In latest scandal, Nissan says exhaust tests were altered


Nissan Motor Co. said Monday that it altered the results of tests on exhaust emissions and fuel economy of new vehicles for domestic sale, in the latest case of misconduct to surface at the Japanese automaker.

Nissan acknowledged in September that it had been carrying out illegal post-production tests at its plants, allowing those who weren’t qualified to routinely conduct the tests.

New allegations of further misconduct surfaced while Nissan was checking its operations recently. The firm said it found the findings “regretful,” as it had been trying to correct its practices, and it promised to continue its investigations.

Nissan, which makes the Leaf electric car, March subcompact and Infiniti luxury models, said the safety and fuel economy of all the vehicles subject to the malpractice still fell within required limits. The erroneous testing does not affect exports.

In the earlier scandal, workers in training had been borrowing and using the “hanko” — stamps that are often used in Japan in place of signatures — of certified personnel. Because of that problem, Nissan has had to recall more than a million vehicles for re-inspection.

Such practices had been routine for decades, beginning as early as 1979, according to Nissan. Plant workers were aware the procedure was illegal and covered it up when government inspectors visited the plants.

Executives have taken pay cuts in contrition over the scandal.

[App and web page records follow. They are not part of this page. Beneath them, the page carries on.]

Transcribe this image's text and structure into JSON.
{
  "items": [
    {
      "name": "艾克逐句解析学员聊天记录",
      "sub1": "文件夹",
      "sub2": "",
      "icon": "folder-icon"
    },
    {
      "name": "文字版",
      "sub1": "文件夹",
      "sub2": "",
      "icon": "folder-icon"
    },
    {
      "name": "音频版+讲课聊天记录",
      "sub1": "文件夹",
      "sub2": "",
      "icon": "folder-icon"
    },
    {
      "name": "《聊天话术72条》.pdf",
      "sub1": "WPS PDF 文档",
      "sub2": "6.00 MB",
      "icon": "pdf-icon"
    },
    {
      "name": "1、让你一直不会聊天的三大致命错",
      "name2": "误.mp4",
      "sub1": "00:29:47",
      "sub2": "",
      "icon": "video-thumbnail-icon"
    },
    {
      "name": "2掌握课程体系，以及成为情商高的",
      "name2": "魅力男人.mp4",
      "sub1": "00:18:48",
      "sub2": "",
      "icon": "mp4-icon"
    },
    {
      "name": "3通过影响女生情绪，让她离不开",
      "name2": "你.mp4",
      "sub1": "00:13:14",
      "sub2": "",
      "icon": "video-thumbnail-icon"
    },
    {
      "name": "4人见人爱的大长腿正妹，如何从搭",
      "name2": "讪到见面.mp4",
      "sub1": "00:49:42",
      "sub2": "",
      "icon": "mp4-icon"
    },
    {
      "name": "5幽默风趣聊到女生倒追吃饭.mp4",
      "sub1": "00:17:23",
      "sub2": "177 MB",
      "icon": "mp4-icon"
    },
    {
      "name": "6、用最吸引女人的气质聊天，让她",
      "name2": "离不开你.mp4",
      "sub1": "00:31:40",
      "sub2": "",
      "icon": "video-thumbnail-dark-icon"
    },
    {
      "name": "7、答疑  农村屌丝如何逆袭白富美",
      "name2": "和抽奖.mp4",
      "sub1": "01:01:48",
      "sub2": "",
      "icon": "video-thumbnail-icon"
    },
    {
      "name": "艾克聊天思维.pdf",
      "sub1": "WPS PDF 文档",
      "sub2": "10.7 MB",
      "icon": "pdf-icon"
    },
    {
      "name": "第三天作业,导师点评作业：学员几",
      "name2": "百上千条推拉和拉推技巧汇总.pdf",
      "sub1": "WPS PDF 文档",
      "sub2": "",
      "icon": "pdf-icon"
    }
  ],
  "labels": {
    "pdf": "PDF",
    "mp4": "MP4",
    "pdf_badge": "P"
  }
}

According to Nissan, the issues did not result in quality problems because they were the final step before vehicles were shipped out.

Japan’s corporate world has been hit by a series of embarrassing scandals in recent decades that raise serious questions about professional ethics in the nation.

Kobe Steel also acknowledged having conducted fake inspections on a large scale, over a period that spanned several years and affected products sent to hundreds of companies including aluminum castings and copper tubing for autos, aircraft, appliances and trains.

Japanese scandals are often characterized by employees covering up for dubious performance and questionable relationships to “save face,” sometimes out of loyalty to the company, rather than illegal enrichment for personal gain as is more common in some other countries.